Because, Bush's hands are far bloodier than Putin's. Putin's bellicosity is just a reaction to the corner that the American missile defense system has pushed him into. And the Saudis! What's wrong with them? How many wars have they started? Zilch. The only issue you can find with them is that of women's rights. But then, you are up against an entire religion.

It is more disappointing to google Daniel Hamermesh's name and find that he is actually a professor at UTexas. If the smartest of the smart fall prey to irrational propaganda, then there's little hope for peace on earth.

Henceforth, I shall maintain that Daniel Hamermesh is one of my least favorite people for this very reason.


Larry Gritz

It seems to me that lowering of gas prices is really just a matter of borrowing from future generations. The longer we take to wean ourselves off of fossil fuels and foreign energy sources, the more painful the crash is going to be. I think the moral thing to do is to take our lumps now, not pass them on to our kids and grandkids. Prohibitively high gas prices are going to hurt like the dickins now, but in the long view (100 years, say), the sooner we do it, the better.


Daniel my boy,
You seem to take an odd side on these issues. Perhaps time has pasted you by. The "Saudis and Messrs. Putin and Chavez" have wealth, so a decline in income will barley affect them. As to the plastic water bottles, Sigg water bottles are a superior substitute (http://www.mysigg.com/) and do you tap water. Maybe this was the intent. And your Pareto Optimal example was just lame. Time to move and and stop trying to be cute.

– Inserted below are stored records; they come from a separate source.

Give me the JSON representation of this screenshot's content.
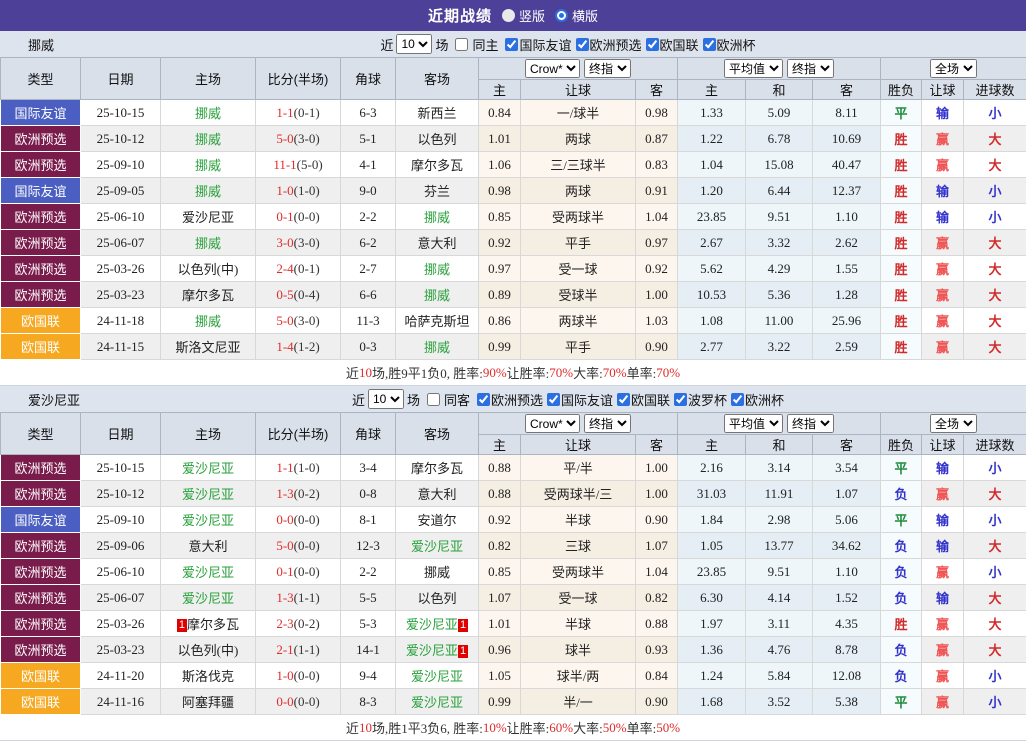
{
  "titlebar": {
    "title": "近期战绩",
    "view_options": [
      {
        "label": "竖版",
        "selected": false
      },
      {
        "label": "横版",
        "selected": true
      }
    ]
  },
  "colors": {
    "topbar_purple": "#4c4098",
    "type_friendly_blue": "#4a5fc1",
    "type_qualifier_maroon": "#791b4b",
    "type_nations_orange": "#f6a821",
    "team_highlight_green": "#2aa23c",
    "score_red": "#e02b2b",
    "result_red": "#d02a2a",
    "result_green": "#1e8c3c",
    "result_blue": "#3333cc"
  },
  "table_header": {
    "main_cols": [
      "类型",
      "日期",
      "主场",
      "比分(半场)",
      "角球",
      "客场"
    ],
    "group_selects": [
      "Crow*",
      "终指",
      "平均值",
      "终指",
      "全场"
    ],
    "sub_cols": [
      "主",
      "让球",
      "客",
      "主",
      "和",
      "客",
      "胜负",
      "让球",
      "进球数"
    ]
  },
  "sections": [
    {
      "team": "挪威",
      "filter": {
        "prefix": "近",
        "count": "10",
        "suffix": "场",
        "same": {
          "label": "同主",
          "checked": false
        },
        "leagues": [
          {
            "label": "国际友谊",
            "checked": true
          },
          {
            "label": "欧洲预选",
            "checked": true
          },
          {
            "label": "欧国联",
            "checked": true
          },
          {
            "label": "欧洲杯",
            "checked": true
          }
        ]
      },
      "rows": [
        {
          "type": "国际友谊",
          "tk": "friendly",
          "date": "25-10-15",
          "home": "挪威",
          "hhl": true,
          "hcard": "",
          "score": "1-1",
          "half": "(0-1)",
          "corner": "6-3",
          "away": "新西兰",
          "ahl": false,
          "acard": "",
          "ch": "0.84",
          "hc": "一/球半",
          "ca": "0.98",
          "ah": "1.33",
          "ad": "5.09",
          "aa": "8.11",
          "r1": "平",
          "r2": "输",
          "r3": "小"
        },
        {
          "type": "欧洲预选",
          "tk": "qual",
          "date": "25-10-12",
          "home": "挪威",
          "hhl": true,
          "hcard": "",
          "score": "5-0",
          "half": "(3-0)",
          "corner": "5-1",
          "away": "以色列",
          "ahl": false,
          "acard": "",
          "ch": "1.01",
          "hc": "两球",
          "ca": "0.87",
          "ah": "1.22",
          "ad": "6.78",
          "aa": "10.69",
          "r1": "胜",
          "r2": "赢",
          "r3": "大"
        },
        {
          "type": "欧洲预选",
          "tk": "qual",
          "date": "25-09-10",
          "home": "挪威",
          "hhl": true,
          "hcard": "",
          "score": "11-1",
          "half": "(5-0)",
          "corner": "4-1",
          "away": "摩尔多瓦",
          "ahl": false,
          "acard": "",
          "ch": "1.06",
          "hc": "三/三球半",
          "ca": "0.83",
          "ah": "1.04",
          "ad": "15.08",
          "aa": "40.47",
          "r1": "胜",
          "r2": "赢",
          "r3": "大"
        },
        {
          "type": "国际友谊",
          "tk": "friendly",
          "date": "25-09-05",
          "home": "挪威",
          "hhl": true,
          "hcard": "",
          "score": "1-0",
          "half": "(1-0)",
          "corner": "9-0",
          "away": "芬兰",
          "ahl": false,
          "acard": "",
          "ch": "0.98",
          "hc": "两球",
          "ca": "0.91",
          "ah": "1.20",
          "ad": "6.44",
          "aa": "12.37",
          "r1": "胜",
          "r2": "输",
          "r3": "小"
        },
        {
          "type": "欧洲预选",
          "tk": "qual",
          "date": "25-06-10",
          "home": "爱沙尼亚",
          "hhl": false,
          "hcard": "",
          "score": "0-1",
          "half": "(0-0)",
          "corner": "2-2",
          "away": "挪威",
          "ahl": true,
          "acard": "",
          "ch": "0.85",
          "hc": "受两球半",
          "ca": "1.04",
          "ah": "23.85",
          "ad": "9.51",
          "aa": "1.10",
          "r1": "胜",
          "r2": "输",
          "r3": "小"
        },
        {
          "type": "欧洲预选",
          "tk": "qual",
          "date": "25-06-07",
          "home": "挪威",
          "hhl": true,
          "hcard": "",
          "score": "3-0",
          "half": "(3-0)",
          "corner": "6-2",
          "away": "意大利",
          "ahl": false,
          "acard": "",
          "ch": "0.92",
          "hc": "平手",
          "ca": "0.97",
          "ah": "2.67",
          "ad": "3.32",
          "aa": "2.62",
          "r1": "胜",
          "r2": "赢",
          "r3": "大"
        },
        {
          "type": "欧洲预选",
          "tk": "qual",
          "date": "25-03-26",
          "home": "以色列(中)",
          "hhl": false,
          "hcard": "",
          "score": "2-4",
          "half": "(0-1)",
          "corner": "2-7",
          "away": "挪威",
          "ahl": true,
          "acard": "",
          "ch": "0.97",
          "hc": "受一球",
          "ca": "0.92",
          "ah": "5.62",
          "ad": "4.29",
          "aa": "1.55",
          "r1": "胜",
          "r2": "赢",
          "r3": "大"
        },
        {
          "type": "欧洲预选",
          "tk": "qual",
          "date": "25-03-23",
          "home": "摩尔多瓦",
          "hhl": false,
          "hcard": "",
          "score": "0-5",
          "half": "(0-4)",
          "corner": "6-6",
          "away": "挪威",
          "ahl": true,
          "acard": "",
          "ch": "0.89",
          "hc": "受球半",
          "ca": "1.00",
          "ah": "10.53",
          "ad": "5.36",
          "aa": "1.28",
          "r1": "胜",
          "r2": "赢",
          "r3": "大"
        },
        {
          "type": "欧国联",
          "tk": "nations",
          "date": "24-11-18",
          "home": "挪威",
          "hhl": true,
          "hcard": "",
          "score": "5-0",
          "half": "(3-0)",
          "corner": "11-3",
          "away": "哈萨克斯坦",
          "ahl": false,
          "acard": "",
          "ch": "0.86",
          "hc": "两球半",
          "ca": "1.03",
          "ah": "1.08",
          "ad": "11.00",
          "aa": "25.96",
          "r1": "胜",
          "r2": "赢",
          "r3": "大"
        },
        {
          "type": "欧国联",
          "tk": "nations",
          "date": "24-11-15",
          "home": "斯洛文尼亚",
          "hhl": false,
          "hcard": "",
          "score": "1-4",
          "half": "(1-2)",
          "corner": "0-3",
          "away": "挪威",
          "ahl": true,
          "acard": "",
          "ch": "0.99",
          "hc": "平手",
          "ca": "0.90",
          "ah": "2.77",
          "ad": "3.22",
          "aa": "2.59",
          "r1": "胜",
          "r2": "赢",
          "r3": "大"
        }
      ],
      "summary": [
        {
          "t": "近",
          "r": false
        },
        {
          "t": "10",
          "r": true
        },
        {
          "t": "场,胜9平1负0, 胜率:",
          "r": false
        },
        {
          "t": "90%",
          "r": true
        },
        {
          "t": " 让胜率:",
          "r": false
        },
        {
          "t": "70%",
          "r": true
        },
        {
          "t": " 大率:",
          "r": false
        },
        {
          "t": "70%",
          "r": true
        },
        {
          "t": " 单率:",
          "r": false
        },
        {
          "t": "70%",
          "r": true
        }
      ]
    },
    {
      "team": "爱沙尼亚",
      "filter": {
        "prefix": "近",
        "count": "10",
        "suffix": "场",
        "same": {
          "label": "同客",
          "checked": false
        },
        "leagues": [
          {
            "label": "欧洲预选",
            "checked": true
          },
          {
            "label": "国际友谊",
            "checked": true
          },
          {
            "label": "欧国联",
            "checked": true
          },
          {
            "label": "波罗杯",
            "checked": true
          },
          {
            "label": "欧洲杯",
            "checked": true
          }
        ]
      },
      "rows": [
        {
          "type": "欧洲预选",
          "tk": "qual",
          "date": "25-10-15",
          "home": "爱沙尼亚",
          "hhl": true,
          "hcard": "",
          "score": "1-1",
          "half": "(1-0)",
          "corner": "3-4",
          "away": "摩尔多瓦",
          "ahl": false,
          "acard": "",
          "ch": "0.88",
          "hc": "平/半",
          "ca": "1.00",
          "ah": "2.16",
          "ad": "3.14",
          "aa": "3.54",
          "r1": "平",
          "r2": "输",
          "r3": "小"
        },
        {
          "type": "欧洲预选",
          "tk": "qual",
          "date": "25-10-12",
          "home": "爱沙尼亚",
          "hhl": true,
          "hcard": "",
          "score": "1-3",
          "half": "(0-2)",
          "corner": "0-8",
          "away": "意大利",
          "ahl": false,
          "acard": "",
          "ch": "0.88",
          "hc": "受两球半/三",
          "ca": "1.00",
          "ah": "31.03",
          "ad": "11.91",
          "aa": "1.07",
          "r1": "负",
          "r2": "赢",
          "r3": "大"
        },
        {
          "type": "国际友谊",
          "tk": "friendly",
          "date": "25-09-10",
          "home": "爱沙尼亚",
          "hhl": true,
          "hcard": "",
          "score": "0-0",
          "half": "(0-0)",
          "corner": "8-1",
          "away": "安道尔",
          "ahl": false,
          "acard": "",
          "ch": "0.92",
          "hc": "半球",
          "ca": "0.90",
          "ah": "1.84",
          "ad": "2.98",
          "aa": "5.06",
          "r1": "平",
          "r2": "输",
          "r3": "小"
        },
        {
          "type": "欧洲预选",
          "tk": "qual",
          "date": "25-09-06",
          "home": "意大利",
          "hhl": false,
          "hcard": "",
          "score": "5-0",
          "half": "(0-0)",
          "corner": "12-3",
          "away": "爱沙尼亚",
          "ahl": true,
          "acard": "",
          "ch": "0.82",
          "hc": "三球",
          "ca": "1.07",
          "ah": "1.05",
          "ad": "13.77",
          "aa": "34.62",
          "r1": "负",
          "r2": "输",
          "r3": "大"
        },
        {
          "type": "欧洲预选",
          "tk": "qual",
          "date": "25-06-10",
          "home": "爱沙尼亚",
          "hhl": true,
          "hcard": "",
          "score": "0-1",
          "half": "(0-0)",
          "corner": "2-2",
          "away": "挪威",
          "ahl": false,
          "acard": "",
          "ch": "0.85",
          "hc": "受两球半",
          "ca": "1.04",
          "ah": "23.85",
          "ad": "9.51",
          "aa": "1.10",
          "r1": "负",
          "r2": "赢",
          "r3": "小"
        },
        {
          "type": "欧洲预选",
          "tk": "qual",
          "date": "25-06-07",
          "home": "爱沙尼亚",
          "hhl": true,
          "hcard": "",
          "score": "1-3",
          "half": "(1-1)",
          "corner": "5-5",
          "away": "以色列",
          "ahl": false,
          "acard": "",
          "ch": "1.07",
          "hc": "受一球",
          "ca": "0.82",
          "ah": "6.30",
          "ad": "4.14",
          "aa": "1.52",
          "r1": "负",
          "r2": "输",
          "r3": "大"
        },
        {
          "type": "欧洲预选",
          "tk": "qual",
          "date": "25-03-26",
          "home": "摩尔多瓦",
          "hhl": false,
          "hcard": "1",
          "score": "2-3",
          "half": "(0-2)",
          "corner": "5-3",
          "away": "爱沙尼亚",
          "ahl": true,
          "acard": "1",
          "ch": "1.01",
          "hc": "半球",
          "ca": "0.88",
          "ah": "1.97",
          "ad": "3.11",
          "aa": "4.35",
          "r1": "胜",
          "r2": "赢",
          "r3": "大"
        },
        {
          "type": "欧洲预选",
          "tk": "qual",
          "date": "25-03-23",
          "home": "以色列(中)",
          "hhl": false,
          "hcard": "",
          "score": "2-1",
          "half": "(1-1)",
          "corner": "14-1",
          "away": "爱沙尼亚",
          "ahl": true,
          "acard": "1",
          "ch": "0.96",
          "hc": "球半",
          "ca": "0.93",
          "ah": "1.36",
          "ad": "4.76",
          "aa": "8.78",
          "r1": "负",
          "r2": "赢",
          "r3": "大"
        },
        {
          "type": "欧国联",
          "tk": "nations",
          "date": "24-11-20",
          "home": "斯洛伐克",
          "hhl": false,
          "hcard": "",
          "score": "1-0",
          "half": "(0-0)",
          "corner": "9-4",
          "away": "爱沙尼亚",
          "ahl": true,
          "acard": "",
          "ch": "1.05",
          "hc": "球半/两",
          "ca": "0.84",
          "ah": "1.24",
          "ad": "5.84",
          "aa": "12.08",
          "r1": "负",
          "r2": "赢",
          "r3": "小"
        },
        {
          "type": "欧国联",
          "tk": "nations",
          "date": "24-11-16",
          "home": "阿塞拜疆",
          "hhl": false,
          "hcard": "",
          "score": "0-0",
          "half": "(0-0)",
          "corner": "8-3",
          "away": "爱沙尼亚",
          "ahl": true,
          "acard": "",
          "ch": "0.99",
          "hc": "半/一",
          "ca": "0.90",
          "ah": "1.68",
          "ad": "3.52",
          "aa": "5.38",
          "r1": "平",
          "r2": "赢",
          "r3": "小"
        }
      ],
      "summary": [
        {
          "t": "近",
          "r": false
        },
        {
          "t": "10",
          "r": true
        },
        {
          "t": "场,胜1平3负6, 胜率:",
          "r": false
        },
        {
          "t": "10%",
          "r": true
        },
        {
          "t": " 让胜率:",
          "r": false
        },
        {
          "t": "60%",
          "r": true
        },
        {
          "t": " 大率:",
          "r": false
        },
        {
          "t": "50%",
          "r": true
        },
        {
          "t": " 单率:",
          "r": false
        },
        {
          "t": "50%",
          "r": true
        }
      ]
    }
  ]
}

It is worth objecting to the final, orthodox "As usual, a few lose alot, while each of the many gains a little." Doesn't the housing and banking debacle demonstrate the opposite?


Peak oil thoughts, anyone?
Post carbon future?

We might as well get used to less fossil fuels.


I'm surprised there aren't more comments in response to your indiscriminate lumping of a population of 20+ million on your list of least favorites. Surely there's gotta be a few you can tolerate...


What the hell is Caliphilosopher doing in West Texas for school? I'm from there but I left for school. There is nothing there and yes people are being laid off but that's true in every industry in the country right now.


Honestly, i was hoping for a continuation of high oil prices...maye not triple digits, but somewhere along the lines of $80 a barrel just to keep the pressure on.

Granted, i'm happy that Chavez is feeling the heat, i'd say he'll be out by the end of the year if we don't touch $60 again, and russia should calm down a bit now that they're losing leverage. Petropolitics is a nasty thing, what hurts us helps them, yet what helps us kills the environment.

My biggest regret of the drop in oil prices is the halt in talks about environmental issues and renewable energy. No one cares about hydroelectric plants when oilis at $35, when its at $135 though, it starts looking like a gift from teh heavens. Maybe now the president can keep his head straight and push clean energy before we push oil back to the $100 benchmark.